Sr. Euphrasia (Efu) Nyaki, MM, who serves in Brazil, wrote the following reflection which was published in A Maryknoll Liturgical Year: Reflections on the Readings for Year B, available from Orbis Books.
“Peace be with you, As the Father has sent me, so I send you.” -- John 20:21
In the early 2000s, the municipal government invited a team of us who work with women in the periphery of the city of João Pessoa to help in the formation of a women’s group in the newest section of the city. This particular section of the city has a special connotation since it is the area where the local government just finished a land and housing settlement for a number of communities. We were invited to work in this area because it is known to be especially violent.
As we listened to the women in this new group, we learned that the majority of the community members waited approximately five years to receive their housing titles. Carmelita, one of the women, said desperately, “I waited for five years to have the title for my own house, my own home, I am very moved emotionally and I give thanks to God, but sadly, at the same time I am in the midst of so much violence, more violence than ever.” After pausing to wipe her tears, she continued, “While we were waiting for the government’s promise to the housing settlements, we slept outside or even under the plastic cover and nothing bothered us. Five years later, we have a house with doors and windows and yet, we are afraid to come out of our houses when we listen to the gunshots outside our doors.” Another woman named Suely added, “During this year alone, I have lost an uncle and a brother, both assassinated due to drug dealing.
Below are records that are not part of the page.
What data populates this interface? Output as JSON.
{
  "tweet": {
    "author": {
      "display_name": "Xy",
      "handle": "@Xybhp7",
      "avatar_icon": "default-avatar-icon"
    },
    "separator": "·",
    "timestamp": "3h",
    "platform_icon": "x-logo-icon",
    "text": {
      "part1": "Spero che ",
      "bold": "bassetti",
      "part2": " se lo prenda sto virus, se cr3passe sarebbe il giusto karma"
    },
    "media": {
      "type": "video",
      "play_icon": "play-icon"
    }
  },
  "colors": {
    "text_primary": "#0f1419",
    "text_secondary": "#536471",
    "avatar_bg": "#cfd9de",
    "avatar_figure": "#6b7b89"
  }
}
Now I worry so much about what will happen to my two-year-old son.” Another woman, Maria, questioned us, “How can I live in peace while I see so much violence around me?” She said, “I noticed that lately I do not have much patience; I am also aware that I am becoming very violent with my husband and my children since I am constantly nervous wondering who is next to be assassinated. My nervousness leaves me very irritated; this is also affecting my physical health.”
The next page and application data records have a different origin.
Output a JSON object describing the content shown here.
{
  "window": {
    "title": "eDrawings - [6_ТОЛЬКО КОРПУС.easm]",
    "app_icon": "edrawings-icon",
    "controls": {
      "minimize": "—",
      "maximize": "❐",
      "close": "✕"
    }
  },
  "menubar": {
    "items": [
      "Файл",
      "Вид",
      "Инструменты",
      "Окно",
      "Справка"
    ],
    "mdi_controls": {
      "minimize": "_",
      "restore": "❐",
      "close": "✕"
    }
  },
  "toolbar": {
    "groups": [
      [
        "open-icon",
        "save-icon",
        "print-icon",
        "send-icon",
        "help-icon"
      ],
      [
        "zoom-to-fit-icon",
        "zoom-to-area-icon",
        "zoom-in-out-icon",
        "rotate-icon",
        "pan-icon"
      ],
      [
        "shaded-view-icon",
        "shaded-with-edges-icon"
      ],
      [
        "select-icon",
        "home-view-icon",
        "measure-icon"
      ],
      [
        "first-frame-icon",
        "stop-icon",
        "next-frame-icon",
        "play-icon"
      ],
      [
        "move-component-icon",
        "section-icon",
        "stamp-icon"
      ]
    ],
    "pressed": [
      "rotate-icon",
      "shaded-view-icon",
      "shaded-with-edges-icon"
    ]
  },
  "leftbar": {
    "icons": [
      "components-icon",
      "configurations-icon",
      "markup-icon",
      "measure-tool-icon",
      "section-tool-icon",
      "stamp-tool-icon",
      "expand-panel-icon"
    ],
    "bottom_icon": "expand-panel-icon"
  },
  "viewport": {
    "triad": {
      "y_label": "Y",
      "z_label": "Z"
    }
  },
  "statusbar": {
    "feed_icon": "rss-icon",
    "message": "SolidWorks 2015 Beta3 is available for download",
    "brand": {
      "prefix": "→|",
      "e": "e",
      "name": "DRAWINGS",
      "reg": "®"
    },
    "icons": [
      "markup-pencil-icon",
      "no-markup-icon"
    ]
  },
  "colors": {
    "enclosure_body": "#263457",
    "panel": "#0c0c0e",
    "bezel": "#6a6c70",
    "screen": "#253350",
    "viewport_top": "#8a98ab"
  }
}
This group is composed of 15 women; each of them, in separate two-and-a-half-hour sessions, shared similar stories. This went on for the first three months of our course. The truth is our team does not have answers to these situations; we offer instead the space for women to talk, a listening ear, and our hopes and prayers that a healing process will begin. Many of these women and their families have gone through deep and multiple life traumas. Climate change forced some to move from the rural areas to the city; others lived in city garbage dumps where they had very little to eat; some of them were house girls, or maids, who were treated very badly and had no rights to their own earnings. Some worked hard and long hours in factories where they were exposed to life-threatening toxins. A few of them have witnessed their own children, fathers, uncles, and brothers being assassinated as an outcome of drug dealing. All in all, these women received their own houses but continue to witness and live in the same or worse situations of violence.
In today’s readings, Jesus says to the fearful disciples, “Peace be with you.” What does the word “peace” mean to people who are constantly experiencing violence? The word peace is hard to understand when one’s experiences and reality are the opposite. Yet we are called to be fully present as we listen to people going through such violent situations. The second reading from First Corinthians 12:12 states, “For just as the body is one and has many members, and all members of the body, though many, are one body, as it is with Christ.” This message reminds us that while so many people in the world suffer under different forms of violence, the entire universe also suffers from violence. Brian Swimme teaches that we are all made from the same material that made the stars, the moon, and everything on the entire planet. If we make ourselves present and listen to and experience the pain of the universe, then we could all collaborate to bring peace to the entire universe, the entire body.
As we work we have noticed that many people in the community have been paralyzed by fear: They have lost the spontaneity of helping one another, of being present to one another, of telling the truth, of opening the door to help the neighbor who is being violated, etc. The feast of Pentecost is an opportunity to remember that the spirit of the risen Jesus is with us, bringing new energy to become aware of and in touch with the inner peace Jesus offers. It is this inner peace that needs to be brought out to the world. As the healing process beings we are made aware that there is always a chance to start again. God sends forth the breath that renews the face of the earth.
In the first reading, we heard, “When the day of Pentecost had come, [the disciples] were all together in one place, and they were filled with the Holy Spirit and began to speak in other languages, as the Spirit gave them ability.” Each one of us has a special gift to contribute to peace building. Each gift and person in society is needed in peace building. The oppressors and the oppressed have to participate equally in the act of helping in each other’s transformation, because ultimately, under the laws of the universe we are one.
Family Constellation, a method of healing done here in Brazil, taught me a great deal. I learned and experienced that, in a process of true healing, peace and reconciliation will come when we all forgive and let go of past experiences. The resurrected Jesus appeared to the fearful disciples bringing the Holy Spirit as a symbol of transformation.
“Jesus said to them again, ‘Peace be with you. As the Father has sent me, so I send you.’ When he had said this, he breathed on them and said to them, ‘Receive the Holy Spirit. If you forgive the sins of any, they are forgiven them; if you retain the sins of any, they are retained.’” (John 20:21-23)
The transformation that comes along with forgiveness is not limited to only the individual or those directly affected by the act; on the contrary, forgiveness transforms the entire universe, the entire body.